I am using the following few lines of code to write and read from an external Modem/Router (aka device) via IP.
TCPClient.IOHandler.Write(MsgStr); TCPClient.IOHandler.InputBuffer.Clear; TCPClient.IOHandler.ReadBytes(Buffer, 10, True);
MsgStr is a string type which contains the text that I am sending to my device. Buffer is declared as TIdBytes. I can confirm that IOHandler.InputBufferIsEmpty returns True immediately prior to calling ReadBytes.
I'm expecting the first 10 bytes received to be very specific hence from my point of view I am only interested in the first 10 bytes received after I've sent my string.

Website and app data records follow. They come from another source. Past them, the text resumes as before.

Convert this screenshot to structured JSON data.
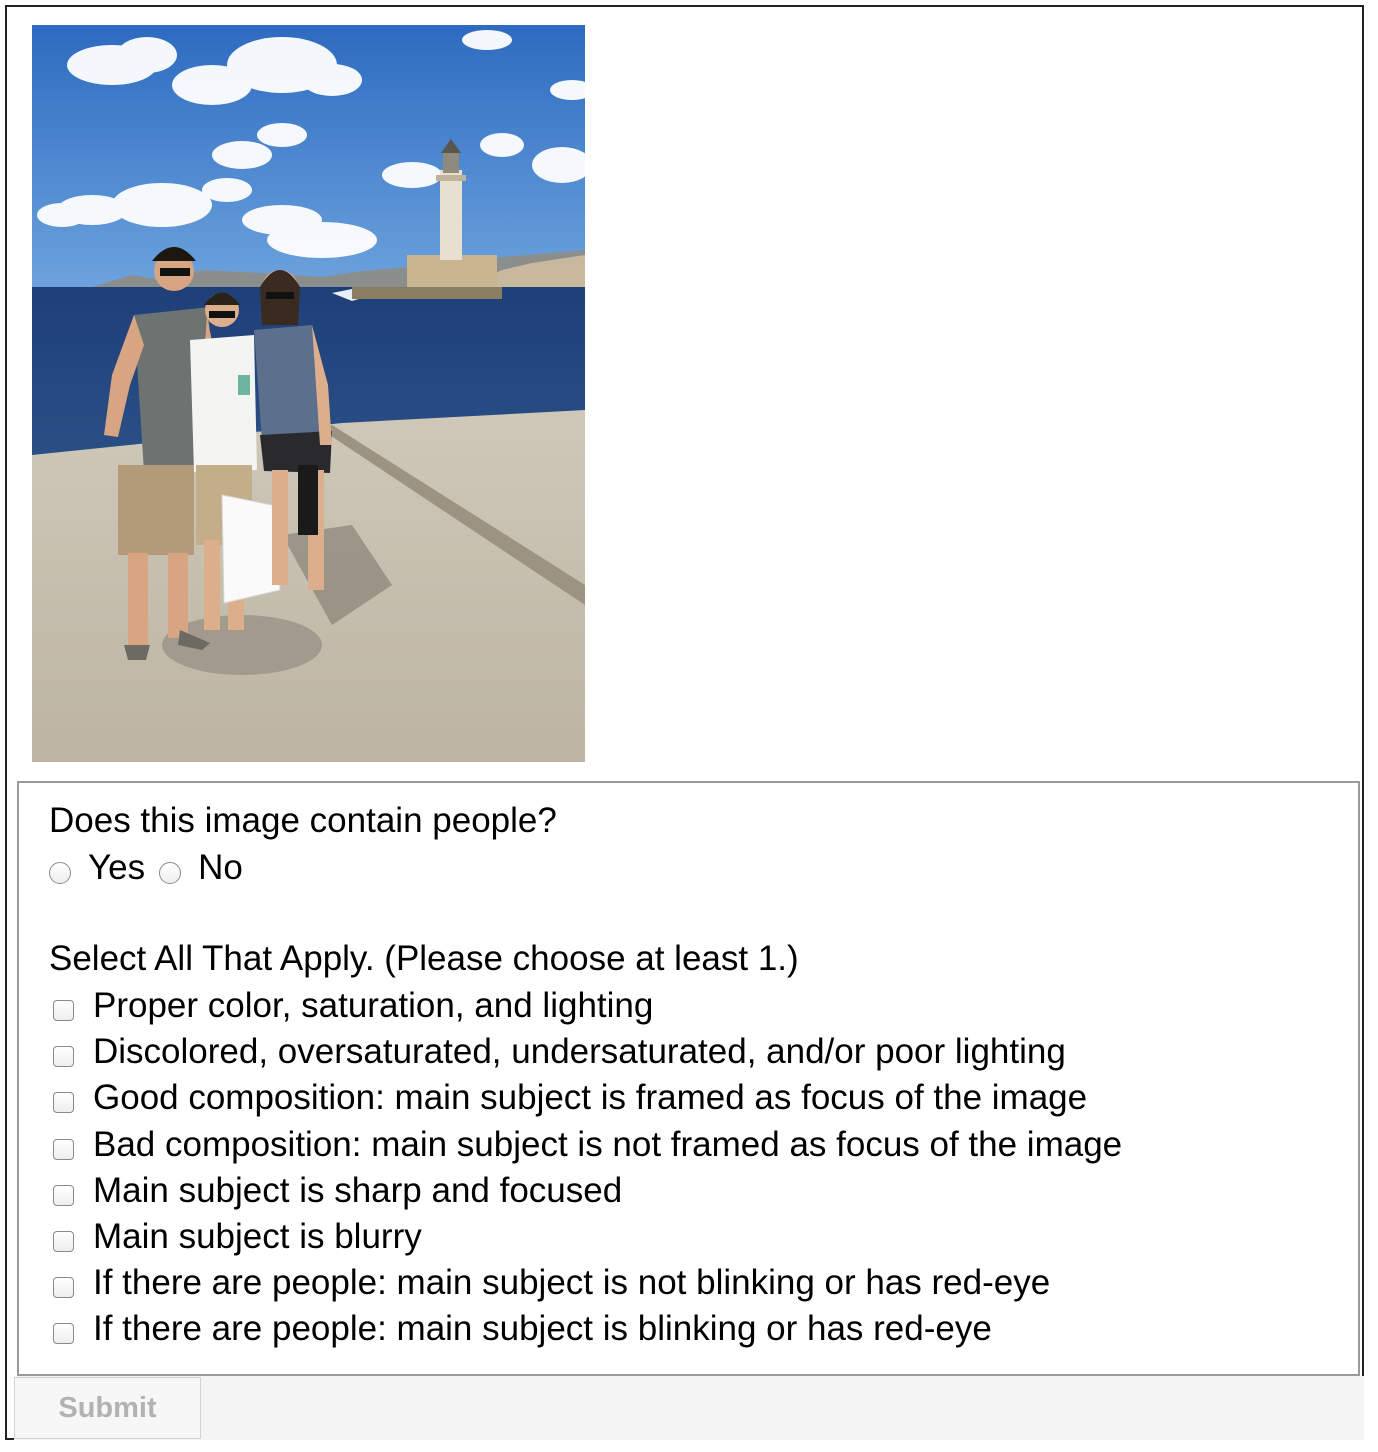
{
  "question": {
    "prompt": "Does this image contain people?",
    "options": [
      "Yes",
      "No"
    ]
  },
  "checklist": {
    "heading": "Select All That Apply. (Please choose at least 1.)",
    "items": [
      "Proper color, saturation, and lighting",
      "Discolored, oversaturated, undersaturated, and/or poor lighting",
      "Good composition: main subject is framed as focus of the image",
      "Bad composition: main subject is not framed as focus of the image",
      "Main subject is sharp and focused",
      "Main subject is blurry",
      "If there are people: main subject is not blinking or has red-eye",
      "If there are people: main subject is blinking or has red-eye"
    ]
  },
  "submit": {
    "label": "Submit"
  }
}
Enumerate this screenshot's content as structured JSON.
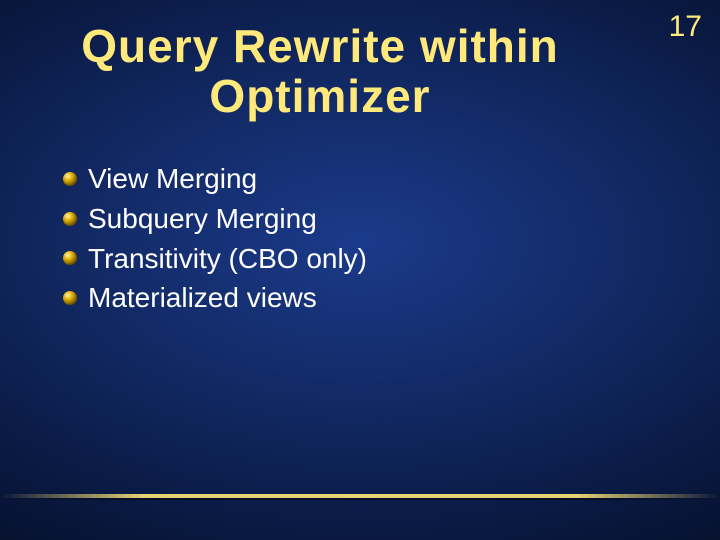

The trouble I am having is, when talking to certain devices, the first byte returned the first time I've sent a string after establishing a connection puts a rogue (random) byte in my Buffer output. The subsequent bytes following are correct.
eg 10 bytes I'm expecting might be: #6A1EF1090#3 but what I get is .#6A1EF1090. in this example I have a full stop where there shouldn't be one.
If I try to send again, it works fine. (ie the 2nd Write sent after a connection has been established). What's weird (to me) is using a Socket Sniffer doesn't show the random byte being returned. If I create my own "server" to receive the response and send something back it works fine 100% of the time. Other software - ie, not my software - communicates fine with the device (but of course I have no idea how they're parsing the data).
Is there anything that I'm doing incorrectly above that would cause this - bearing in mind it only occurs the first time I'm using Write after establishing a connection?
I'm using Delphi 7 and Indy 10.5.8
Ok. After much testing and looking, I am no closer to finding this solution. I am getting two main scenarios. 1 - First byte missing and 2 - "introduced" byte at the start of received packet. Using TIdLogEvent and TIdLogDebug both either show the missing byte or the initial introduced byte as appropriate. So my ReadBytes statement above is showing consistently what Indy believes is there (in my opinion).
Also, to test it further, I downloaded and installed ICS components. Unfortunately (or fortunately depending on how you look at it) this didn't show the same issues as Indy. This didn't show the first byte missing nor did it show an introduced byte at the beginning. However, I have only done superficial testing, but Indy produces the behaviour "pretty much straight away" whereas ICS hasn't produced it at all yet.
If anyone is interested I can supply a small demo app illustrating the issue and IP I connect to - it's a public IP so anyone can access it. Otherwise for now, I'll just have to work around it. I'm reluctant to switch to ICS as ICS may work fine in this instance and given the use of this socket stuff is pretty much the whole crux of the program, it would be nasty to have to entirely replace Indy with ICS.